(Records to use begins)

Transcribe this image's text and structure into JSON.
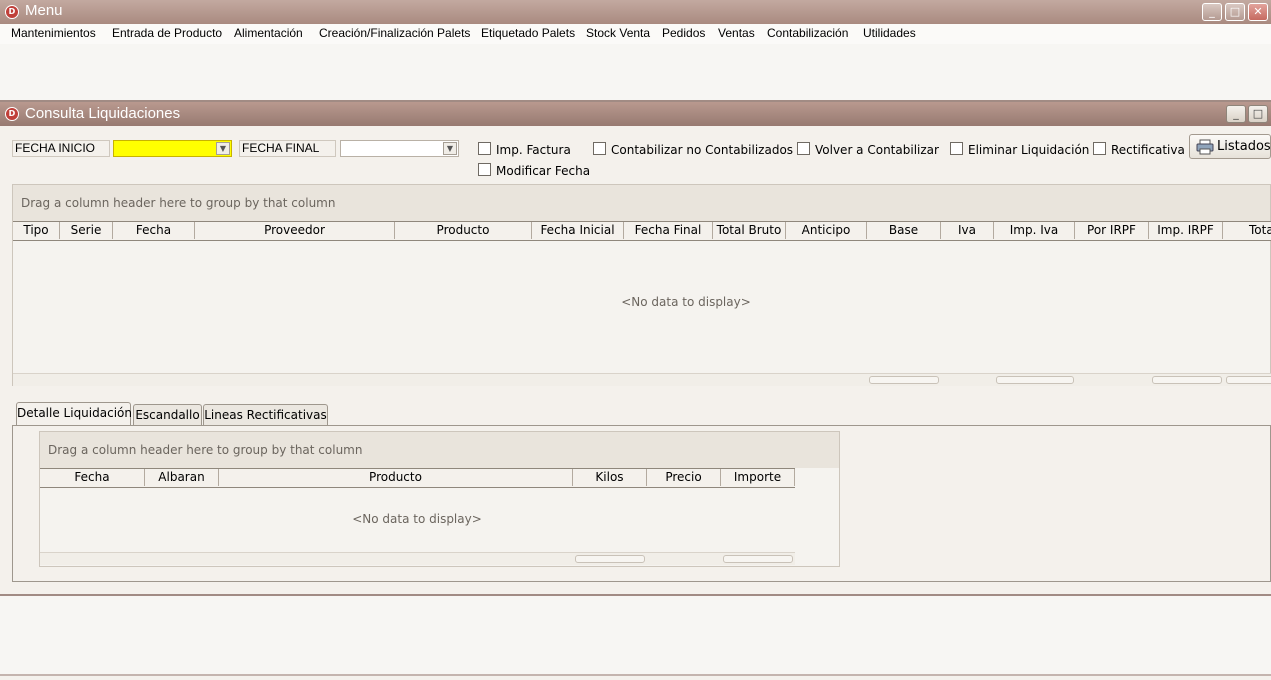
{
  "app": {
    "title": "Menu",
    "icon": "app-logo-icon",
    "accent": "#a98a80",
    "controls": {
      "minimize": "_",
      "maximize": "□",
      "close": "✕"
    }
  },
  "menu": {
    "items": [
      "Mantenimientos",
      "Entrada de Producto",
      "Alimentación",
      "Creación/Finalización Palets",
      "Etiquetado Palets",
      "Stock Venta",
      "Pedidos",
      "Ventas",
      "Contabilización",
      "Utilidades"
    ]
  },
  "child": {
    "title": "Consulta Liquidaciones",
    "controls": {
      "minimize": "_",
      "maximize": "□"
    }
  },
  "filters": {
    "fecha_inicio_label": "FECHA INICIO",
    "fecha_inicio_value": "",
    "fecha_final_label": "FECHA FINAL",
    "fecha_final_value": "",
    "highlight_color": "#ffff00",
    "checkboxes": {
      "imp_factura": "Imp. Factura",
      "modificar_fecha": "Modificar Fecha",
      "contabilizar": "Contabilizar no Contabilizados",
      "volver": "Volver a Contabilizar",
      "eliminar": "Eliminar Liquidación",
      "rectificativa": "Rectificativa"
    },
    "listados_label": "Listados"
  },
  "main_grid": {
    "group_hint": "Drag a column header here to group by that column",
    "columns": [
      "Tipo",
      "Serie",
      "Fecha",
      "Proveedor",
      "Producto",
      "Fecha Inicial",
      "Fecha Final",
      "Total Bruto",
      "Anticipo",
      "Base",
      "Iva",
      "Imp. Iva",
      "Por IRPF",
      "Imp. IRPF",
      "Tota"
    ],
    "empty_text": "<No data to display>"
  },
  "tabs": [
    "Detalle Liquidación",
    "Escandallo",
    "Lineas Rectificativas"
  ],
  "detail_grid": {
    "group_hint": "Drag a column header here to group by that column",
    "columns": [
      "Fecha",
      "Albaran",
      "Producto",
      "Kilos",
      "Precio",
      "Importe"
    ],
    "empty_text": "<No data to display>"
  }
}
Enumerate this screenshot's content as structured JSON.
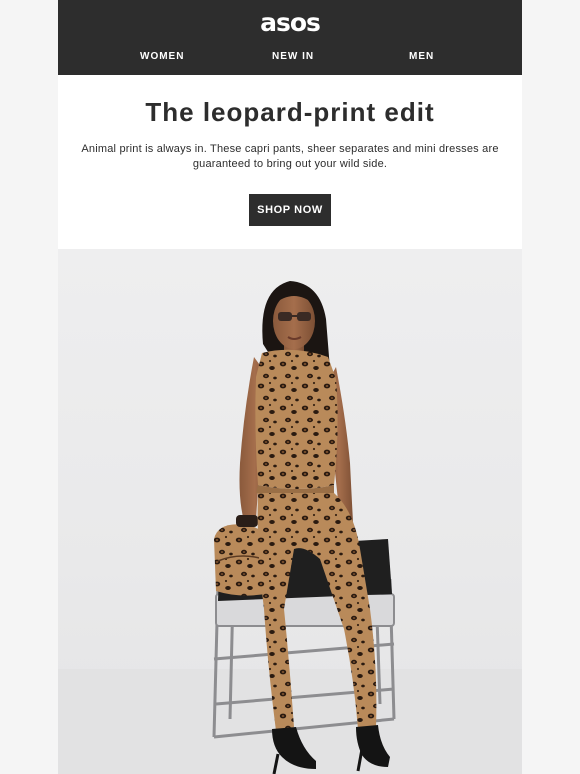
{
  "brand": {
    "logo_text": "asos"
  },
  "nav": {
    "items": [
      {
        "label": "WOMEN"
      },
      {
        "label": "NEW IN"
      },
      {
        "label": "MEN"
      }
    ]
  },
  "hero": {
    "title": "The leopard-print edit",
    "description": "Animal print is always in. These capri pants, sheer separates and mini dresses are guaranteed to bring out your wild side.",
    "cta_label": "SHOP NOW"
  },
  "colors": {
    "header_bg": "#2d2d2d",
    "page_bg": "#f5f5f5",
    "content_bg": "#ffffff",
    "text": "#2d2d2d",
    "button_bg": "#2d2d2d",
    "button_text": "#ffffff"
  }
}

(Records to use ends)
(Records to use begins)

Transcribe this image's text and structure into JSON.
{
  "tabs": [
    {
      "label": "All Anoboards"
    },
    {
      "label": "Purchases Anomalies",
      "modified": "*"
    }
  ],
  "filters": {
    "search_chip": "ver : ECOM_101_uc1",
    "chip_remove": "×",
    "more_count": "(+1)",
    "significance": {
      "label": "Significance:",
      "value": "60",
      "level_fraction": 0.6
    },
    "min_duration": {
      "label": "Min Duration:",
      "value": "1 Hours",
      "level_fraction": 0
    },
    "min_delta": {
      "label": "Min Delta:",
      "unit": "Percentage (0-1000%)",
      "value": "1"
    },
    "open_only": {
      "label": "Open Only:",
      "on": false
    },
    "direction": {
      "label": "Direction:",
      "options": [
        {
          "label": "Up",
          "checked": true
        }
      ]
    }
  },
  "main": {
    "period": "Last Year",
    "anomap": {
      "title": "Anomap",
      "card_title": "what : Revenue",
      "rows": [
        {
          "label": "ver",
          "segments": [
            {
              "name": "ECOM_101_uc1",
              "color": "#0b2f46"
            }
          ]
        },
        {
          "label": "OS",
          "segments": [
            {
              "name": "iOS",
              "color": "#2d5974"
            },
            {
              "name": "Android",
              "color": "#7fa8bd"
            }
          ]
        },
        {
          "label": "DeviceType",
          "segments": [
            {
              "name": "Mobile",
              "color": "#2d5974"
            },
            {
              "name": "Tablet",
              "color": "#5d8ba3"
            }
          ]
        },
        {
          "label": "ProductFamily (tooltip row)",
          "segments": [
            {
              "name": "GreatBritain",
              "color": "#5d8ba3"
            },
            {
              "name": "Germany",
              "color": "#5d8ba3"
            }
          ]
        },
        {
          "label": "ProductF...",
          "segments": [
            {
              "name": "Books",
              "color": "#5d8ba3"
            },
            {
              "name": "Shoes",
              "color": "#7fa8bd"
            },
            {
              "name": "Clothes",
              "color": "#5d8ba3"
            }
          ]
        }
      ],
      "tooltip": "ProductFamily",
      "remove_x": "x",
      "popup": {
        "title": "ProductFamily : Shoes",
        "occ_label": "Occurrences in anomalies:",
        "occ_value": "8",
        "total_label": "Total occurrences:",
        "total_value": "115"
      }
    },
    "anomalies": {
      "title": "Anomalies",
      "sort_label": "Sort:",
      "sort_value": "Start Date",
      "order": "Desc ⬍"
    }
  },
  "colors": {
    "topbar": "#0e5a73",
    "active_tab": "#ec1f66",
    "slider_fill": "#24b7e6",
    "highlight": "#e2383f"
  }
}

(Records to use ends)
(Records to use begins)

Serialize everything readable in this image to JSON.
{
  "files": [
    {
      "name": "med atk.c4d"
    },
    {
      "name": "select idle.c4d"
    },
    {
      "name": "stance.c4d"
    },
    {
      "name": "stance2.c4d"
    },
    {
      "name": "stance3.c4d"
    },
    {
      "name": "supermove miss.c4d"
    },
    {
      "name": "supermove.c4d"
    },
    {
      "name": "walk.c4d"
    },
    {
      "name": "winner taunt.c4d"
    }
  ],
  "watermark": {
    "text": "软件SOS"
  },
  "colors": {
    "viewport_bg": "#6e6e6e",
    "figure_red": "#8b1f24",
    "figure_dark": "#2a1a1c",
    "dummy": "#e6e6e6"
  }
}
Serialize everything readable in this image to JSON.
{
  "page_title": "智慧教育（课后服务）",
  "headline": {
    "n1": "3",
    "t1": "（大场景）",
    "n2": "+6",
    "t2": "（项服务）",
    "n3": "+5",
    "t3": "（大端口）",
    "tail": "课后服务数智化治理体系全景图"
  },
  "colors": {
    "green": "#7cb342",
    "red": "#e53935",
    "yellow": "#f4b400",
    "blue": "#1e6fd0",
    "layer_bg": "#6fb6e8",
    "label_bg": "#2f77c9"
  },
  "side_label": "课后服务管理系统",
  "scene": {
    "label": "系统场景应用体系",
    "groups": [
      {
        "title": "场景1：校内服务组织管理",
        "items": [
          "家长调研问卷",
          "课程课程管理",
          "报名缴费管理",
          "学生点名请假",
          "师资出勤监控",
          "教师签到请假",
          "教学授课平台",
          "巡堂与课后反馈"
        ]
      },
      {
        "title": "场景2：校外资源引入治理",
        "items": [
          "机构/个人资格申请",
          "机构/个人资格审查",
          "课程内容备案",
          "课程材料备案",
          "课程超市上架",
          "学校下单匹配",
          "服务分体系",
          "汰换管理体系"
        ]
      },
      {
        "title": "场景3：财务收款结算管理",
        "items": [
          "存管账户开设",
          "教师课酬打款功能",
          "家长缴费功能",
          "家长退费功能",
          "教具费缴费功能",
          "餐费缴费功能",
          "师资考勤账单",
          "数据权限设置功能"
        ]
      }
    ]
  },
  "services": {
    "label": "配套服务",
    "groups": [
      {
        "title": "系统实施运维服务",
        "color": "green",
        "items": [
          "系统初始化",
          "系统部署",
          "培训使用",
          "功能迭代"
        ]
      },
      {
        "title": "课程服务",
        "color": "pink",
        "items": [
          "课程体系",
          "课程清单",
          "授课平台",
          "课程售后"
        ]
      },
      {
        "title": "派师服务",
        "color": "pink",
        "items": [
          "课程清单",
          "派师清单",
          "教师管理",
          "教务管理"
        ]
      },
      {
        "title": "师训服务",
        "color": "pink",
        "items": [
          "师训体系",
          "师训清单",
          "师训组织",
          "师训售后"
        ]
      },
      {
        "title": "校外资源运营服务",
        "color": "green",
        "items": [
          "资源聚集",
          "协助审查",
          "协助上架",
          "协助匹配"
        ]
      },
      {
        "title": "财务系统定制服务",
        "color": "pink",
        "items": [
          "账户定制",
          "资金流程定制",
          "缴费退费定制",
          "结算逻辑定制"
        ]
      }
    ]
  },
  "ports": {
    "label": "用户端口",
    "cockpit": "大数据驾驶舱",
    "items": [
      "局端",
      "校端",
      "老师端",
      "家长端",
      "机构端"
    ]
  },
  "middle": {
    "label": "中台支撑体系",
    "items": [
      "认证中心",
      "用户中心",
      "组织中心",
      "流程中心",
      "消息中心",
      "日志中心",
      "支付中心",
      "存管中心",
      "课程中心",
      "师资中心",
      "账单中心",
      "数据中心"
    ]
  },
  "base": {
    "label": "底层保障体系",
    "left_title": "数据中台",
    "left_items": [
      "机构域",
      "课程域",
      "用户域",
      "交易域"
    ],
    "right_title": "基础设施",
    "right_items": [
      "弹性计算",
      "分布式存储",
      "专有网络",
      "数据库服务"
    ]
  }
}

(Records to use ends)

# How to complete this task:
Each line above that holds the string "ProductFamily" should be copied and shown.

# Exercise result:
          "label": "ProductFamily (tooltip row)",
      "tooltip": "ProductFamily",
        "title": "ProductFamily : Shoes",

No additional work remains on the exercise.